i was going to sulk for a bit longer but i cannot let arthur go without sharing the part of his life story that i know.
Carol · Aug. 17, 2010
shelagh and jamie can fill in the very much more they know from living and loving him as part of their family for so many years.
no one at saints knew arthur...he was before saints began but i knew him, my family knew him and all of us were better for having known him too.
arthur came to my attention from magda..my partner in crime when running KP. he lived in the backyard next door to her. the family was going thru a divorce...the dog had lived alone and totally blind in the backyard for several years. he cried a lot.
it wasn't til he came to us that i realized much of his crying was from pain. one of his blind eyes was bulging and just lightly brushing it against the back of the couch would have him whimpering in pain.
the vets said the eye had to go. arthur was my very first fully blind dog...the thought of taking the eye of a blind dog really upset me..i don't know why it bothered me so much, but back then, it really did.
one of the vets offerred an alternative option...we could under sedation withdraw some fluid from inside the eye and inject an equal amount of medication back in which would slowly and painlessly cause the eye to atrophy and shrink.
seemed like a good idea to me...then i was not some poor blind dog eye sucker.
so arthur went in for the proceedure...it did not work out the way it was supposed to. firstly it was hugely painful for him, i was frantic the first couple of days following and secondly...that eye did not shrink.

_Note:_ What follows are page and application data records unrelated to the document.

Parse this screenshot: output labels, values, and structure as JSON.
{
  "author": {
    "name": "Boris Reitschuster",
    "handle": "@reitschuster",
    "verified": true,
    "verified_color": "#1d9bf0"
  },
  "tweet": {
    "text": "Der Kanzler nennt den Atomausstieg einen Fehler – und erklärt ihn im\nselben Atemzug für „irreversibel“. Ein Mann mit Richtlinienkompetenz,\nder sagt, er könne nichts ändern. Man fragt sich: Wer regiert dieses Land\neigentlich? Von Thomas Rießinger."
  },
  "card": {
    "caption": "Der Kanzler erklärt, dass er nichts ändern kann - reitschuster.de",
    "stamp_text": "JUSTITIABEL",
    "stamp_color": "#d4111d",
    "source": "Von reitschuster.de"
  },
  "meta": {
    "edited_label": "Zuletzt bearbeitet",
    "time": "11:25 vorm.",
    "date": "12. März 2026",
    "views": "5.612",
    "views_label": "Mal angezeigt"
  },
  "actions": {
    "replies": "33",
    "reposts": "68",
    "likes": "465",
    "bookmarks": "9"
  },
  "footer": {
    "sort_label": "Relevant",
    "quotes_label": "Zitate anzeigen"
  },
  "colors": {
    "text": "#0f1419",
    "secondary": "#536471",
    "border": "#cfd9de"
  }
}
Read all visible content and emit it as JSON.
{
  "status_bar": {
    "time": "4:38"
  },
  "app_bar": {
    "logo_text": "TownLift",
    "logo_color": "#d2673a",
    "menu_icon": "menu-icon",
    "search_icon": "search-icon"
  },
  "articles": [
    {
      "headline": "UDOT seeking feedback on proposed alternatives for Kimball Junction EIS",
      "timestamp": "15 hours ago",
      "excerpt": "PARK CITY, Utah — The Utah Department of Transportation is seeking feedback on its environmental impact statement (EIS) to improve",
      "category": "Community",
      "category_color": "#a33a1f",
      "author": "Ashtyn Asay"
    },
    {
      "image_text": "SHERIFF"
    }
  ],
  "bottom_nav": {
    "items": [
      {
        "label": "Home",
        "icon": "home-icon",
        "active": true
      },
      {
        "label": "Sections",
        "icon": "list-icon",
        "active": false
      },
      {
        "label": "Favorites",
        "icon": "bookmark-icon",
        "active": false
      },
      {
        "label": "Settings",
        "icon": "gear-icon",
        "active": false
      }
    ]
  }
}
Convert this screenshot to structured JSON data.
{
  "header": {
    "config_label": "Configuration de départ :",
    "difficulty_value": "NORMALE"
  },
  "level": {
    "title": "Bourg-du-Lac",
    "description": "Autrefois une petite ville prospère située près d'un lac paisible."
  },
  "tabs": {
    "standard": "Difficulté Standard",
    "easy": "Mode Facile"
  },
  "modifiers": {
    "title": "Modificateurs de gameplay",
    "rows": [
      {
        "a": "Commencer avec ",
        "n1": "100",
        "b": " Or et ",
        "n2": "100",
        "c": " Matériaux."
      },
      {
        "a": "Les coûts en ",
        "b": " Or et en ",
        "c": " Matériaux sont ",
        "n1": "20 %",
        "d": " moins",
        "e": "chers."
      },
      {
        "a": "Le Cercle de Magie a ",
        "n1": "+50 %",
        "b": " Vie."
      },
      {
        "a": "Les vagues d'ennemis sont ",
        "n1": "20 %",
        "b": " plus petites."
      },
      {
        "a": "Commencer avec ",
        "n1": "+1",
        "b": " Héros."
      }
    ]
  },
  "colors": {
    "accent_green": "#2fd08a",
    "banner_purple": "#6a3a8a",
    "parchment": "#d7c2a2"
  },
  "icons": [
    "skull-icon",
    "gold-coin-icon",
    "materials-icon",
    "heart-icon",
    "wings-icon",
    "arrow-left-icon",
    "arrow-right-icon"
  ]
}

the vet suggested trying it again...over my dead body. so we went back to our regular vet and took the eye right out. i cannot even remember how many eyes i have had removed from so many animals in the years since, but arthur was my first.
arthur was a pretty amazing dog, he was a very large and stunning PB german shepherd.....he could track a ball flying thru the air in high speed and catch it on the very first bounce. i watched him walk the perimeter of all of the walls and literally create a map of the house and yard in his head. as long as i never moved things around, arthur could "see" very well.
he was so good with the dogs that were there before him...tyra, tally, copper, bill, wilbur, brew and mickey D...but he totally sucked with any new ones. arthur's blindness made him vulnerable so as soon as a new dog showed up, arthur would pick a fight with him or her.
and he always lost...i sometimes fostered younger, healthier and bigger dogs back then. not only was arthur blind but he wasn't mean, he was just afraid of unknown dogs so he would try to intimidate them. but he always got his ass kicked. once he got beat up he let them alone...he just needed for some reason to try to be tough and scary even tho he wasn't.
i had a friend in rescue way back then...she wanted to adopt arthur for her own...i loved this dog deeply, i wanted to keep him but couldn't unless i was going to give up rescue, which i wasn't. she wasn't going to give up rescue either so the answer to her was no too. arthur could not live with a constant line of new dogs going in and out, it was not fair.
the only dog i ever brought in that he loved immediately and totally was...get this...annabelle. she was a little pitty/rotti puppy with a fractured leg and a cone on her head. we used to call her "the train wreck"...that puppy with way overdeveloped jaws, destroyed more shit than any dog i have had before or since.
and she LOVED to chow down on arthur too. he adored her...he played with her for hours at a time and when she finally fell asleep in total puppy exhaustion, he would lay in front of her with his nose tucked inside her cone waiting for her to wake up again.
i can still see him, his breath gently fluffing the fur on her face as he waited so patiently for her to wake up and chew on him again.
this blind dog had a really crappy and isolated life and yet he loved and trusted a little broken but totally maniacal puppy.
when shelagh and jamie came along to possibly adopt him...they had done their research, they knew way more than i did about living with blind dogs. they had lady, a beautiful old shepherd with bad hips and an interesting history of some pretty funky behaviors that they had worked thru with her and already were interviewing trainers to help them learn to care for arthur as best as they could..
i knew as soon as i met them that they were perfect for arthur. that he would forever, for the rest of his life, be happy, well loved and safe.
i don't get many happily ever after endings in rescue anymore. but arthur got one. and for these past 6 years, when i doubt..i would think about his now happy life...of the photos i saw of him chasing balls down an open and sandy beach.
and i think about all of the things that arthur taught me about living with blind dogs and sucking out their eyes and seeing a gentleness and compassion and caring so deeply felt for a nutty train wreck of a puppy.
arthur changed my life. he was a gift to me for a very short while and then he became a gift to his family for the rest of his life.
he is one of my legends...a legend of a disabled dog not afraid to live.
king arthur, brave, true and full of honor and absolute, good will.